Republicans desperately dumped a ton of money into the Arizona race, and the seat still swung 32 points toward Democrats.

The special election in Arizona's 8th Congressional District is over, and the Republican candidate, former state Sen. Debbie Lesko, just managed to pull off a win over Democrat Hiral Tipirneni.

But it was a victory that came at a steep cost.

This district, vacated last year after Rep. Trent Franks resigned over a sexual harassment scandal, should never have been competitive. Situated in the northwest suburbs of Phoenix, and including the Sun City retirement community, the district's residents are overwhelmingly old, white, and Republican — a solid Trump demographic.

In 2016, Trump carried the district by 21 points, and Franks himself carried it by 37 points. Democrats haven't even bothered fielding a candidate there since 2012.

But on Tuesday, Lesko only won the district by 5 points — a whopping 32 point swing toward Democrats. In fact, out of 142 precincts in the district, Republicans underperformed their 2016 margin in 140 of them.

That was not for lack of Republican effort. Trump endorsed Lesko and made robocalls on her behalf. House Speaker Paul Ryan held a fundraiser for her in D.C last week.

And the party spent a lot of money to hold on to the seat: over $1 million, $900,000 of which came from the RNC and the National Republican Congressional Committee. Unlike in Pennsylvania's 18th District, Republican fundraising was strong, but they still underperformed by the same amount.

Even more ominously for the GOP, they underperformed even though turnout was about the same as in the general election in 2014.

In many recent Democratic victories, Republican voters simply stayed home — which might have given the GOP hope that the Democratic advantage would fizzle out when regularly scheduled elections begin and everyone votes as normal. But Tuesday, Republicans overwhelmingly showed up, and the Democratic advantage was still there.

And to cap it all, Democrats did not even need to run a moderate message to make this deep red district so close. Tipirneni, an emergency room physician, ran an unapologetically progressive campaign, championing health care expansion and opposing the GOP tax scam. It is yet another sign that these two issues are going to be major drivers of Democratic votes throughout the entire nation.

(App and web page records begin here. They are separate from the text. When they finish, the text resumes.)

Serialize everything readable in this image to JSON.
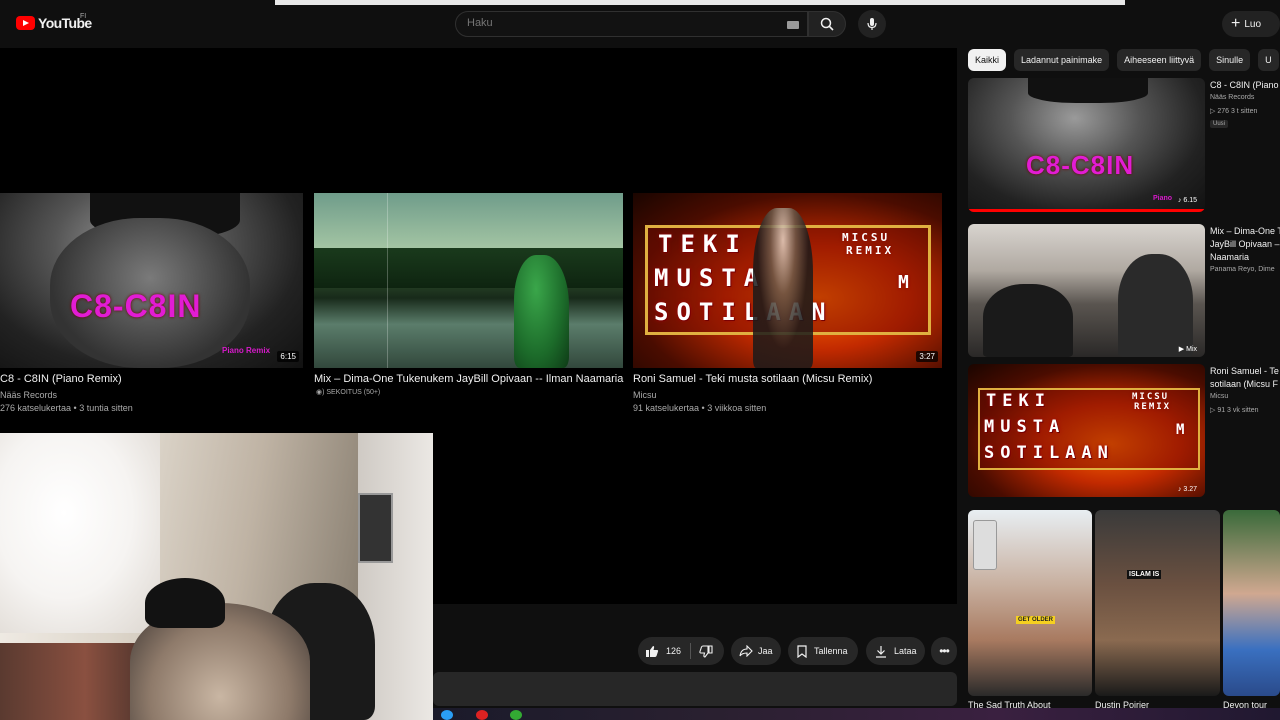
{
  "header": {
    "logo_text": "YouTube",
    "country_code": "FI",
    "search_placeholder": "Haku",
    "create_label": "Luo"
  },
  "endscreen": [
    {
      "title": "C8 - C8IN (Piano Remix)",
      "channel": "Nääs Records",
      "stats": "276 katselukertaa • 3 tuntia sitten",
      "duration": "6:15",
      "overlay_text": "C8-C8IN",
      "overlay_sub": "Piano Remix"
    },
    {
      "title": "Mix – Dima-One Tukenukem JayBill Opivaan -- Ilman Naamaria",
      "channel": "SEKOITUS (50+)",
      "stats": "",
      "duration": ""
    },
    {
      "title": "Roni Samuel - Teki musta sotilaan (Micsu Remix)",
      "channel": "Micsu",
      "stats": "91 katselukertaa • 3 viikkoa sitten",
      "duration": "3:27",
      "overlay_lines": [
        "TEKI",
        "MUSTA",
        "SOTILAAN"
      ],
      "overlay_remix": [
        "MICSU",
        "REMIX"
      ],
      "overlay_mark": "M"
    }
  ],
  "actions": {
    "likes": "126",
    "share": "Jaa",
    "save": "Tallenna",
    "download": "Lataa"
  },
  "sidebar": {
    "chips": [
      "Kaikki",
      "Ladannut painimake",
      "Aiheeseen liittyvä",
      "Sinulle",
      "U"
    ],
    "active_chip": "Kaikki",
    "items": [
      {
        "title": "C8 - C8IN (Piano",
        "channel": "Nääs Records",
        "stats": "▷ 276  3 t sitten",
        "badge": "Uusi",
        "duration": "♪ 6.15",
        "overlay_text": "C8-C8IN",
        "overlay_sub": "Piano"
      },
      {
        "title_lines": [
          "Mix – Dima-One T",
          "JayBill Opivaan –",
          "Naamaria"
        ],
        "channel": "Panama Reyo, Dime",
        "duration": "▶ Mix"
      },
      {
        "title_lines": [
          "Roni Samuel - Te",
          "sotilaan (Micsu F"
        ],
        "channel": "Micsu",
        "stats": "▷ 91  3 vk sitten",
        "duration": "♪ 3.27",
        "overlay_lines": [
          "TEKI",
          "MUSTA",
          "SOTILAAN"
        ],
        "overlay_remix": [
          "MICSU",
          "REMIX"
        ],
        "overlay_mark": "M"
      }
    ]
  },
  "shorts": [
    {
      "title": "The Sad Truth About",
      "badge": "GET OLDER"
    },
    {
      "title": "Dustin Poirier",
      "badge": "ISLAM IS"
    },
    {
      "title": "Devon tour"
    }
  ],
  "colors": {
    "background": "#0f0f0f",
    "brand_red": "#ff0000",
    "chip_bg": "#272727",
    "overlay_magenta": "#e21cd4"
  }
}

None of this was lost on Republicans. Party strategist Chuck Coughlin bluntly called the result "not good," while Arizona Sen. Jeff Flake said the outcome is a "warning shot" at his party. Even Lesko herself had said she hoped "to win by double digits," something she utterly failed to do.

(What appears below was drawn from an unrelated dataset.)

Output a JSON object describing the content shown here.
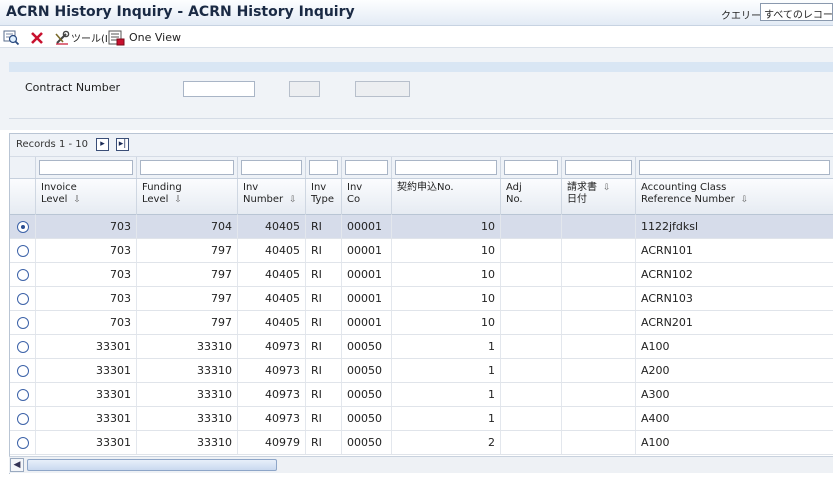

"Regardless of the exact outcome," tweeted the New York Times' Nate Cohn, "this is just another terrible special election result for Republicans. Zero excuse, given the permanent absentee list. And you're feeling great if you're, say, the Democratic candidate for Senate in Arizona."

And indeed, a recent poll shows the Democratic candidate, Rep. Kyrsten Sinema, is beating all three Republican hopefuls.

"There just aren't any excuses," Cohn continued. "The Republican wasn't Roy Moore. The Democrat wasn't Conor Lamb. The turnout wasn't low. The district doesn't have, say, a latent Democratic tradition. It oddly has the effect of making all the prior excuses seem less relevant, too."

Republicans won this battle. But the numbers make very clear that they are losing the war.